§ Aim of the task
Copy the records below exactly as they stand. Leave out the pictures.

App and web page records

========================================================================

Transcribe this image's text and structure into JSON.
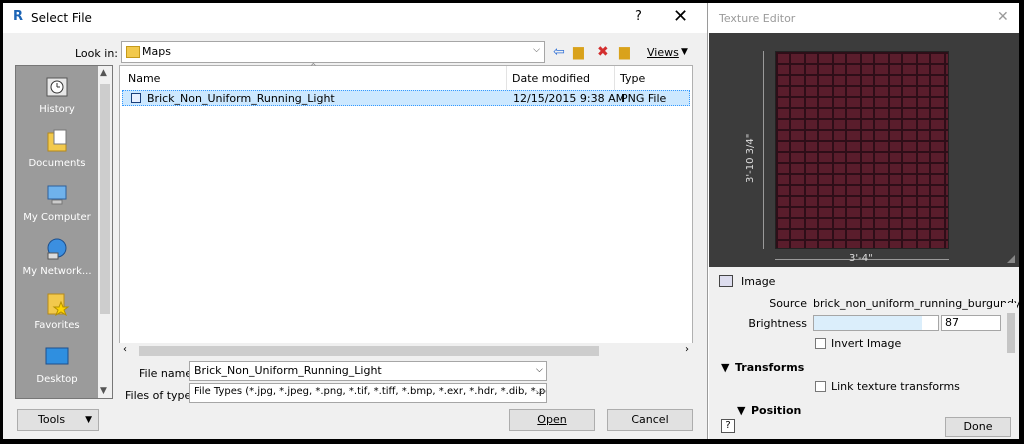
{
  "select_file": {
    "title": "Select File",
    "app_icon": "R",
    "help": "?",
    "close": "✕",
    "look_in_label": "Look in:",
    "look_in_value": "Maps",
    "views_label": "Views",
    "toolbar_icons": [
      "back-arrow-icon",
      "up-folder-icon",
      "delete-icon",
      "new-folder-icon"
    ],
    "places": [
      {
        "label": "History",
        "icon": "history-icon"
      },
      {
        "label": "Documents",
        "icon": "documents-icon"
      },
      {
        "label": "My Computer",
        "icon": "computer-icon"
      },
      {
        "label": "My Network...",
        "icon": "network-icon"
      },
      {
        "label": "Favorites",
        "icon": "favorites-icon"
      },
      {
        "label": "Desktop",
        "icon": "desktop-icon"
      }
    ],
    "columns": {
      "name": "Name",
      "date": "Date modified",
      "type": "Type"
    },
    "files": [
      {
        "name": "Brick_Non_Uniform_Running_Light",
        "date": "12/15/2015 9:38 AM",
        "type": "PNG File"
      }
    ],
    "file_name_label": "File name:",
    "file_name_value": "Brick_Non_Uniform_Running_Light",
    "file_types_label": "Files of type:",
    "file_types_value": "File Types (*.jpg, *.jpeg, *.png, *.tif, *.tiff, *.bmp, *.exr, *.hdr, *.dib, *.pc",
    "tools_label": "Tools",
    "open_label": "Open",
    "cancel_label": "Cancel"
  },
  "texture_editor": {
    "title": "Texture Editor",
    "close": "✕",
    "height_dim": "3'-10 3/4\"",
    "width_dim": "3'-4\"",
    "section": "Image",
    "source_label": "Source",
    "source_value": "brick_non_uniform_running_burgundy.p",
    "brightness_label": "Brightness",
    "brightness_value": "87",
    "brightness_level": 0.87,
    "invert_label": "Invert Image",
    "transforms_label": "Transforms",
    "link_label": "Link texture transforms",
    "position_label": "Position",
    "help_icon": "?",
    "done_label": "Done"
  }
}
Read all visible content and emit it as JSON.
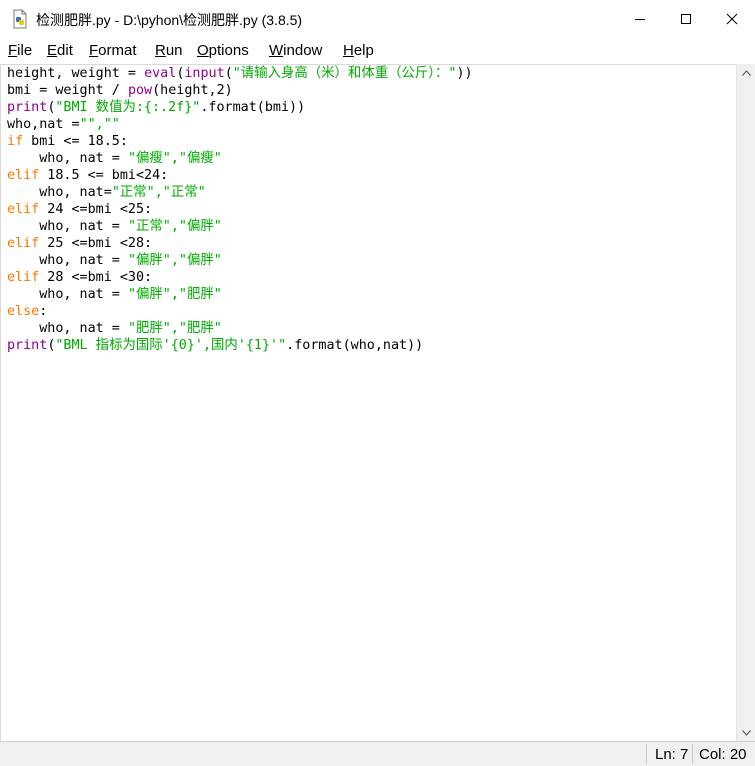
{
  "window": {
    "title": "检测肥胖.py - D:\\pyhon\\检测肥胖.py (3.8.5)",
    "icon": "python-file-icon"
  },
  "menu": [
    {
      "label": "File",
      "accel": "F",
      "rest": "ile"
    },
    {
      "label": "Edit",
      "accel": "E",
      "rest": "dit"
    },
    {
      "label": "Format",
      "accel": "F",
      "rest": "ormat"
    },
    {
      "label": "Run",
      "accel": "R",
      "rest": "un"
    },
    {
      "label": "Options",
      "accel": "O",
      "rest": "ptions"
    },
    {
      "label": "Window",
      "accel": "W",
      "rest": "indow"
    },
    {
      "label": "Help",
      "accel": "H",
      "rest": "elp"
    }
  ],
  "colors": {
    "keyword": "#ff7700",
    "builtin": "#900090",
    "string": "#00aa00",
    "default": "#000000"
  },
  "code_lines": [
    [
      [
        "df",
        "height, weight = "
      ],
      [
        "bi",
        "eval"
      ],
      [
        "df",
        "("
      ],
      [
        "bi",
        "input"
      ],
      [
        "df",
        "("
      ],
      [
        "st",
        "\"请输入身高（米）和体重（公斤）：\""
      ],
      [
        "df",
        "))"
      ]
    ],
    [
      [
        "df",
        "bmi = weight / "
      ],
      [
        "bi",
        "pow"
      ],
      [
        "df",
        "(height,2)"
      ]
    ],
    [
      [
        "bi",
        "print"
      ],
      [
        "df",
        "("
      ],
      [
        "st",
        "\"BMI 数值为:{:.2f}\""
      ],
      [
        "df",
        ".format(bmi))"
      ]
    ],
    [
      [
        "df",
        "who,nat ="
      ],
      [
        "st",
        "\"\",\"\""
      ]
    ],
    [
      [
        "kw",
        "if"
      ],
      [
        "df",
        " bmi <= 18.5:"
      ]
    ],
    [
      [
        "df",
        "    who, nat = "
      ],
      [
        "st",
        "\"偏瘦\",\"偏瘦\""
      ]
    ],
    [
      [
        "kw",
        "elif"
      ],
      [
        "df",
        " 18.5 <= bmi<24:"
      ]
    ],
    [
      [
        "df",
        "    who, nat="
      ],
      [
        "st",
        "\"正常\",\"正常\""
      ]
    ],
    [
      [
        "kw",
        "elif"
      ],
      [
        "df",
        " 24 <=bmi <25:"
      ]
    ],
    [
      [
        "df",
        "    who, nat = "
      ],
      [
        "st",
        "\"正常\",\"偏胖\""
      ]
    ],
    [
      [
        "kw",
        "elif"
      ],
      [
        "df",
        " 25 <=bmi <28:"
      ]
    ],
    [
      [
        "df",
        "    who, nat = "
      ],
      [
        "st",
        "\"偏胖\",\"偏胖\""
      ]
    ],
    [
      [
        "kw",
        "elif"
      ],
      [
        "df",
        " 28 <=bmi <30:"
      ]
    ],
    [
      [
        "df",
        "    who, nat = "
      ],
      [
        "st",
        "\"偏胖\",\"肥胖\""
      ]
    ],
    [
      [
        "kw",
        "else"
      ],
      [
        "df",
        ":"
      ]
    ],
    [
      [
        "df",
        "    who, nat = "
      ],
      [
        "st",
        "\"肥胖\",\"肥胖\""
      ]
    ],
    [
      [
        "bi",
        "print"
      ],
      [
        "df",
        "("
      ],
      [
        "st",
        "\"BML 指标为国际'{0}',国内'{1}'\""
      ],
      [
        "df",
        ".format(who,nat))"
      ]
    ]
  ],
  "status": {
    "ln": "Ln: 7",
    "col": "Col: 20"
  }
}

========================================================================

§ Exercise output
Transcribe this image's text and structure into JSON.
{
  "select_file": {
    "title": "Select File",
    "app_icon": "R",
    "help": "?",
    "close": "✕",
    "look_in_label": "Look in:",
    "look_in_value": "Maps",
    "views_label": "Views",
    "toolbar_icons": [
      "back-arrow-icon",
      "up-folder-icon",
      "delete-icon",
      "new-folder-icon"
    ],
    "places": [
      {
        "label": "History",
        "icon": "history-icon"
      },
      {
        "label": "Documents",
        "icon": "documents-icon"
      },
      {
        "label": "My Computer",
        "icon": "computer-icon"
      },
      {
        "label": "My Network...",
        "icon": "network-icon"
      },
      {
        "label": "Favorites",
        "icon": "favorites-icon"
      },
      {
        "label": "Desktop",
        "icon": "desktop-icon"
      }
    ],
    "columns": {
      "name": "Name",
      "date": "Date modified",
      "type": "Type"
    },
    "files": [
      {
        "name": "Brick_Non_Uniform_Running_Light",
        "date": "12/15/2015 9:38 AM",
        "type": "PNG File"
      }
    ],
    "file_name_label": "File name:",
    "file_name_value": "Brick_Non_Uniform_Running_Light",
    "file_types_label": "Files of type:",
    "file_types_value": "File Types (*.jpg, *.jpeg, *.png, *.tif, *.tiff, *.bmp, *.exr, *.hdr, *.dib, *.pc",
    "tools_label": "Tools",
    "open_label": "Open",
    "cancel_label": "Cancel"
  },
  "texture_editor": {
    "title": "Texture Editor",
    "close": "✕",
    "height_dim": "3'-10 3/4\"",
    "width_dim": "3'-4\"",
    "section": "Image",
    "source_label": "Source",
    "source_value": "brick_non_uniform_running_burgundy.p",
    "brightness_label": "Brightness",
    "brightness_value": "87",
    "brightness_level": 0.87,
    "invert_label": "Invert Image",
    "transforms_label": "Transforms",
    "link_label": "Link texture transforms",
    "position_label": "Position",
    "help_icon": "?",
    "done_label": "Done"
  }
}
Read all visible content and emit it as JSON.
{
  "window": {
    "title": "检测肥胖.py - D:\\pyhon\\检测肥胖.py (3.8.5)",
    "icon": "python-file-icon"
  },
  "menu": [
    {
      "label": "File",
      "accel": "F",
      "rest": "ile"
    },
    {
      "label": "Edit",
      "accel": "E",
      "rest": "dit"
    },
    {
      "label": "Format",
      "accel": "F",
      "rest": "ormat"
    },
    {
      "label": "Run",
      "accel": "R",
      "rest": "un"
    },
    {
      "label": "Options",
      "accel": "O",
      "rest": "ptions"
    },
    {
      "label": "Window",
      "accel": "W",
      "rest": "indow"
    },
    {
      "label": "Help",
      "accel": "H",
      "rest": "elp"
    }
  ],
  "colors": {
    "keyword": "#ff7700",
    "builtin": "#900090",
    "string": "#00aa00",
    "default": "#000000"
  },
  "code_lines": [
    [
      [
        "df",
        "height, weight = "
      ],
      [
        "bi",
        "eval"
      ],
      [
        "df",
        "("
      ],
      [
        "bi",
        "input"
      ],
      [
        "df",
        "("
      ],
      [
        "st",
        "\"请输入身高（米）和体重（公斤）：\""
      ],
      [
        "df",
        "))"
      ]
    ],
    [
      [
        "df",
        "bmi = weight / "
      ],
      [
        "bi",
        "pow"
      ],
      [
        "df",
        "(height,2)"
      ]
    ],
    [
      [
        "bi",
        "print"
      ],
      [
        "df",
        "("
      ],
      [
        "st",
        "\"BMI 数值为:{:.2f}\""
      ],
      [
        "df",
        ".format(bmi))"
      ]
    ],
    [
      [
        "df",
        "who,nat ="
      ],
      [
        "st",
        "\"\",\"\""
      ]
    ],
    [
      [
        "kw",
        "if"
      ],
      [
        "df",
        " bmi <= 18.5:"
      ]
    ],
    [
      [
        "df",
        "    who, nat = "
      ],
      [
        "st",
        "\"偏瘦\",\"偏瘦\""
      ]
    ],
    [
      [
        "kw",
        "elif"
      ],
      [
        "df",
        " 18.5 <= bmi<24:"
      ]
    ],
    [
      [
        "df",
        "    who, nat="
      ],
      [
        "st",
        "\"正常\",\"正常\""
      ]
    ],
    [
      [
        "kw",
        "elif"
      ],
      [
        "df",
        " 24 <=bmi <25:"
      ]
    ],
    [
      [
        "df",
        "    who, nat = "
      ],
      [
        "st",
        "\"正常\",\"偏胖\""
      ]
    ],
    [
      [
        "kw",
        "elif"
      ],
      [
        "df",
        " 25 <=bmi <28:"
      ]
    ],
    [
      [
        "df",
        "    who, nat = "
      ],
      [
        "st",
        "\"偏胖\",\"偏胖\""
      ]
    ],
    [
      [
        "kw",
        "elif"
      ],
      [
        "df",
        " 28 <=bmi <30:"
      ]
    ],
    [
      [
        "df",
        "    who, nat = "
      ],
      [
        "st",
        "\"偏胖\",\"肥胖\""
      ]
    ],
    [
      [
        "kw",
        "else"
      ],
      [
        "df",
        ":"
      ]
    ],
    [
      [
        "df",
        "    who, nat = "
      ],
      [
        "st",
        "\"肥胖\",\"肥胖\""
      ]
    ],
    [
      [
        "bi",
        "print"
      ],
      [
        "df",
        "("
      ],
      [
        "st",
        "\"BML 指标为国际'{0}',国内'{1}'\""
      ],
      [
        "df",
        ".format(who,nat))"
      ]
    ]
  ],
  "status": {
    "ln": "Ln: 7",
    "col": "Col: 20"
  }
}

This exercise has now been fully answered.